• **EXERCISE**: For the records below, report how many lines include "true", with no accompanying text.

• **RECORD EXTRACTS**:
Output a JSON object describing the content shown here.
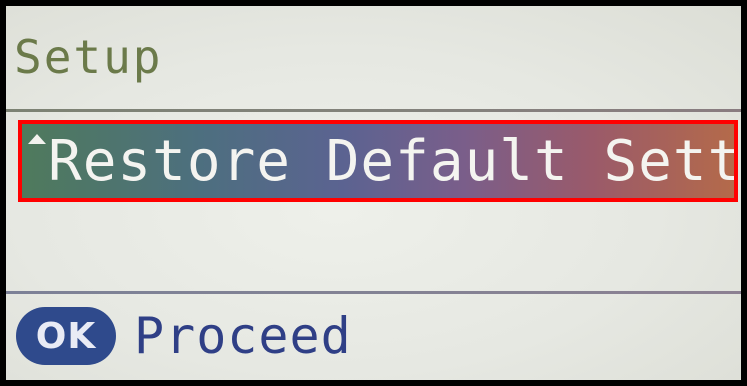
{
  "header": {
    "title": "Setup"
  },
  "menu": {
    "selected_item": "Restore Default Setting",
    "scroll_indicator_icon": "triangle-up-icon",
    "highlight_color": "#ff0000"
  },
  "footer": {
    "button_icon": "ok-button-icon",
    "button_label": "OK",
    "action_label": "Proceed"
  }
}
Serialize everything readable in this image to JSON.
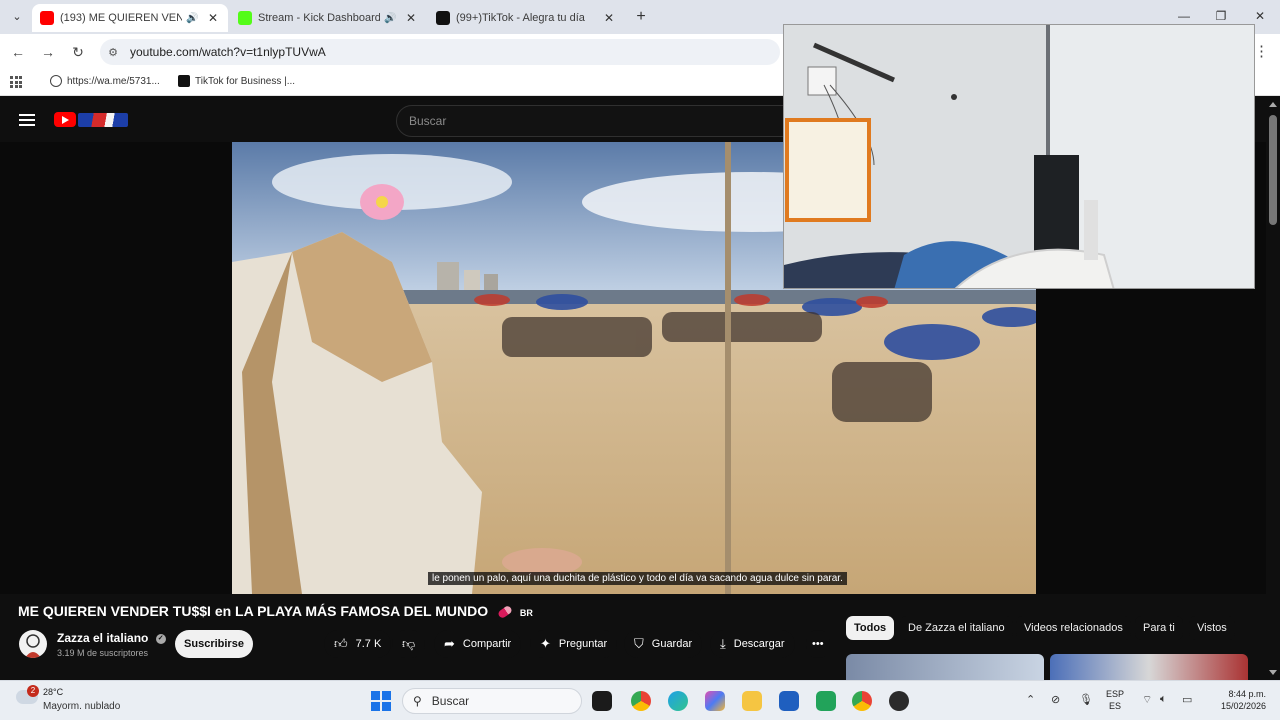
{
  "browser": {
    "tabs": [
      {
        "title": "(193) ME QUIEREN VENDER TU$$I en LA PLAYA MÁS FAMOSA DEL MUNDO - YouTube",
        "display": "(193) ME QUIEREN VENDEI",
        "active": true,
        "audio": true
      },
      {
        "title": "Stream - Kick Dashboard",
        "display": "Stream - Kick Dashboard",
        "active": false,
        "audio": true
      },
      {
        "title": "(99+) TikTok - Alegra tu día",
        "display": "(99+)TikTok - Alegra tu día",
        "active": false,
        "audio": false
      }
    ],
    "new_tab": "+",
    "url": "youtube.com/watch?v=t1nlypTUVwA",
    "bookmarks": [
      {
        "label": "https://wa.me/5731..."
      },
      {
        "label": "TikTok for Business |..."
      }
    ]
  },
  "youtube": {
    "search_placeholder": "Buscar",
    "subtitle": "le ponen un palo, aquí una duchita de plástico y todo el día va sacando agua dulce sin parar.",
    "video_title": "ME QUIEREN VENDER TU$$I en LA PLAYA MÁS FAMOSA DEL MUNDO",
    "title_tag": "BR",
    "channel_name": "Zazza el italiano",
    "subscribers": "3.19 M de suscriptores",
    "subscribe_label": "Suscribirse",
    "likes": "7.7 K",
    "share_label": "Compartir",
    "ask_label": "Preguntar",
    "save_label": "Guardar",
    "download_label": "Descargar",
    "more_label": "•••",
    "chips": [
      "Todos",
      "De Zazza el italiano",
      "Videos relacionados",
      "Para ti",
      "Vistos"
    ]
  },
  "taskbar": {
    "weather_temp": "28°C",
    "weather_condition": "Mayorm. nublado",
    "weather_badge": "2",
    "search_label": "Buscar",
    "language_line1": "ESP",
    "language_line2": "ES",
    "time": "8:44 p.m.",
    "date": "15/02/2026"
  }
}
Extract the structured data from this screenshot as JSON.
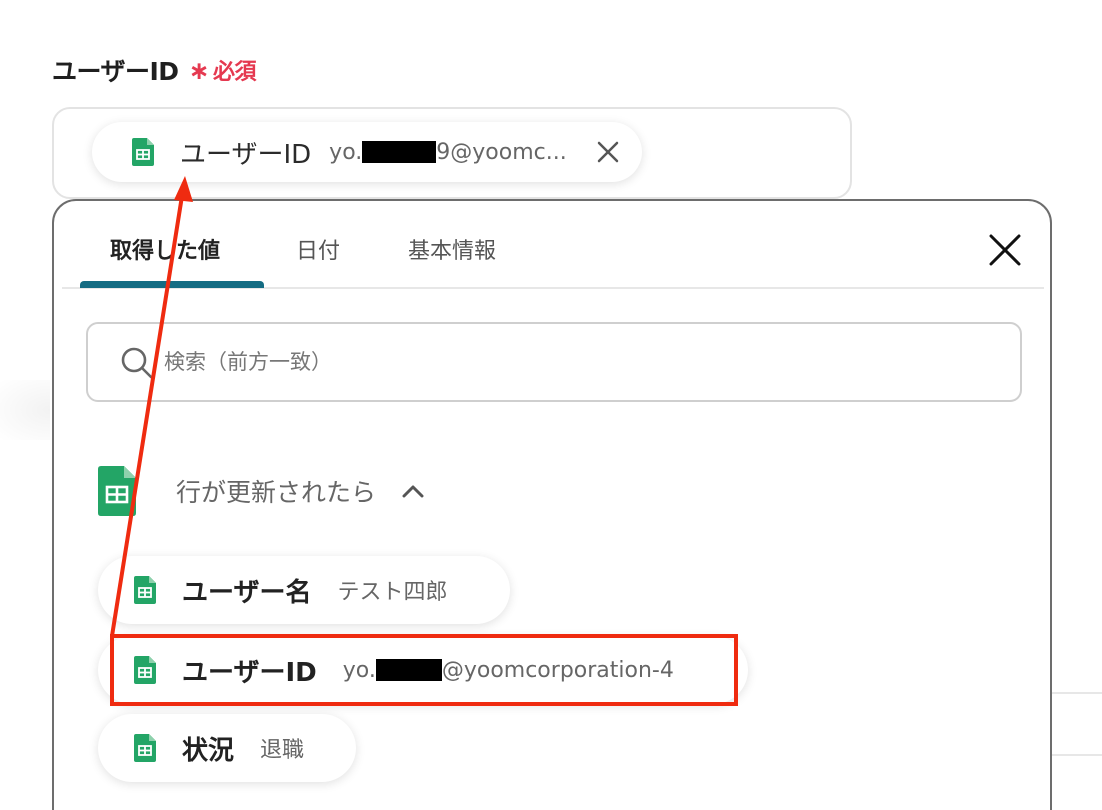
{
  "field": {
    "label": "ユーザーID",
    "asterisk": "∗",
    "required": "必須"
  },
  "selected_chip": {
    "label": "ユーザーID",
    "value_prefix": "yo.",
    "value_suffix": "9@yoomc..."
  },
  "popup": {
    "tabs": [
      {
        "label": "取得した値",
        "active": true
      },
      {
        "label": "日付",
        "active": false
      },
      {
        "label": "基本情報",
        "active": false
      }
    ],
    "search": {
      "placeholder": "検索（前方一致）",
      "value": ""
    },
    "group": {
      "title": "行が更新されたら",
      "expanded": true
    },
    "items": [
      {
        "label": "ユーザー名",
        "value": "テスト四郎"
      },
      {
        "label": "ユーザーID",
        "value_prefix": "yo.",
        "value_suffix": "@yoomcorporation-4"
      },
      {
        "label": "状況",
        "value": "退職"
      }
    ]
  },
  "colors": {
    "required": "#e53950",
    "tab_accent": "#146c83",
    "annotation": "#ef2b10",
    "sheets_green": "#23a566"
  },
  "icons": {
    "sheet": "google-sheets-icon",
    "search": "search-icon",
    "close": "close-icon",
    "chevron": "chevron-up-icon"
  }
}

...

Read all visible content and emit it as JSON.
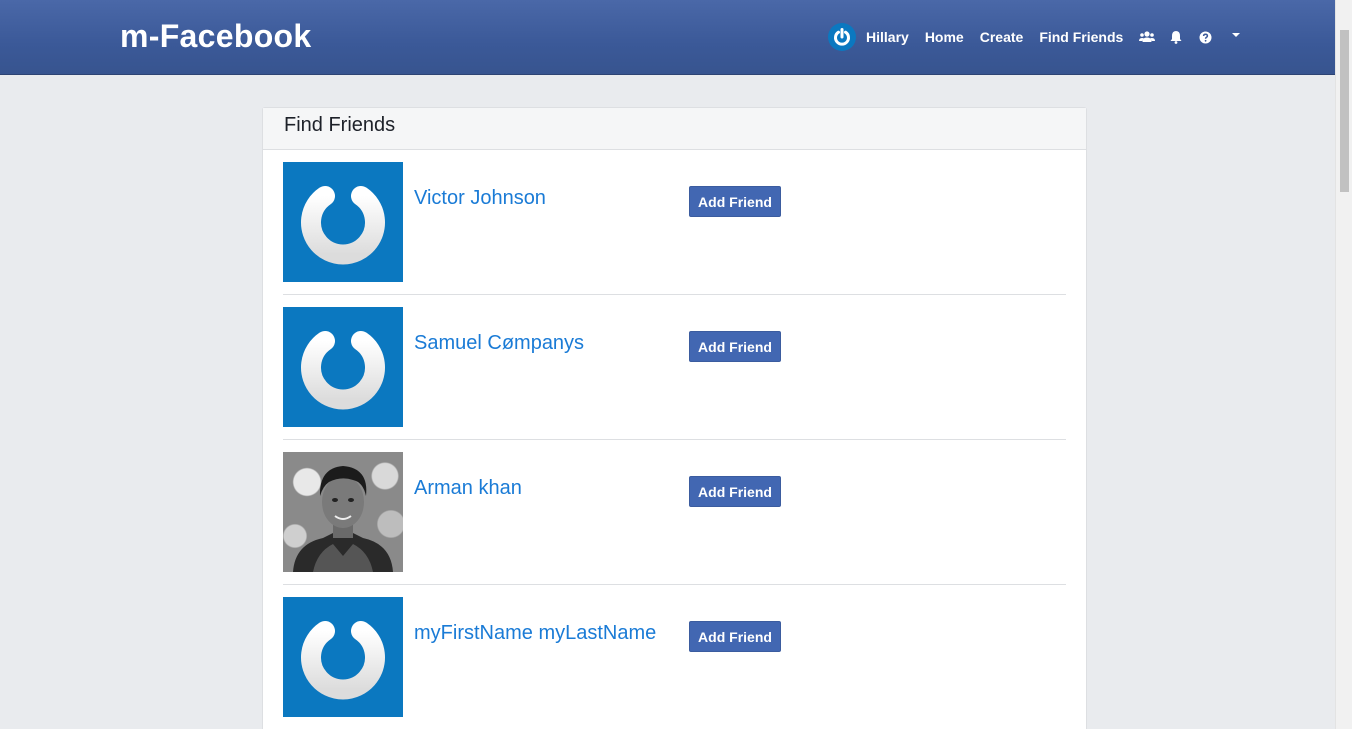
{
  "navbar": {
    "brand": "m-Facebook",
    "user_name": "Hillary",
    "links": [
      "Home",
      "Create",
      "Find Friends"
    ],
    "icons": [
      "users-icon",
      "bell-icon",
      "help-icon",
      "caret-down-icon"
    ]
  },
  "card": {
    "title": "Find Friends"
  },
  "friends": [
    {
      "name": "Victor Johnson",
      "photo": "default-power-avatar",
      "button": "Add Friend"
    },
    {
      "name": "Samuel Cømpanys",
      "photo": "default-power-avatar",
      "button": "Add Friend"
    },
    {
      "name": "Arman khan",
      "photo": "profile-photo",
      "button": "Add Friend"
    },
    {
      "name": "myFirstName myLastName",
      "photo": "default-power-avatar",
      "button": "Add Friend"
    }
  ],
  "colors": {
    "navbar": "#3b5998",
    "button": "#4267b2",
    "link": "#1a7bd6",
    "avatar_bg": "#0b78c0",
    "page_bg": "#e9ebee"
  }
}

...

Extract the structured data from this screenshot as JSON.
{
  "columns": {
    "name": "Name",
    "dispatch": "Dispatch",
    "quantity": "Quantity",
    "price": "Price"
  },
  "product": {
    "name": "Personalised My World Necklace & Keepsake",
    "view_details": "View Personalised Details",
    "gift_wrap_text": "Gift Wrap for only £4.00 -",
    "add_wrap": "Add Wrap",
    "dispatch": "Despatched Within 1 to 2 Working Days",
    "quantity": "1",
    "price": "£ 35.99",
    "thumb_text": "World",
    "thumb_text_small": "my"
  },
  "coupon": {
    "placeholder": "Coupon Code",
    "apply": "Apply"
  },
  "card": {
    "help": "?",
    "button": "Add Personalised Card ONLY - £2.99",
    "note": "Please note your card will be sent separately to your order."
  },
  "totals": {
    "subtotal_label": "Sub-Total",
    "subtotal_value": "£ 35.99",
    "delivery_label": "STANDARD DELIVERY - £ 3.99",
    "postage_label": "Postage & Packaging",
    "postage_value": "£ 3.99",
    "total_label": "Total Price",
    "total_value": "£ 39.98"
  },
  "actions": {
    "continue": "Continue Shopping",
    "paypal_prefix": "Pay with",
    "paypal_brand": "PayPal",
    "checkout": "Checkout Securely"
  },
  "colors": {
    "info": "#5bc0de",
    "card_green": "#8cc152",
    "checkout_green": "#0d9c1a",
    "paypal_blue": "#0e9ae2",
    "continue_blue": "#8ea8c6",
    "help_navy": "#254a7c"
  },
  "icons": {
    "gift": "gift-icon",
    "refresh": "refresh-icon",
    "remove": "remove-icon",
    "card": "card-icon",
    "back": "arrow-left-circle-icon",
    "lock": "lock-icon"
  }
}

• **SOLUTION FOR THIS PROBLEM**: 5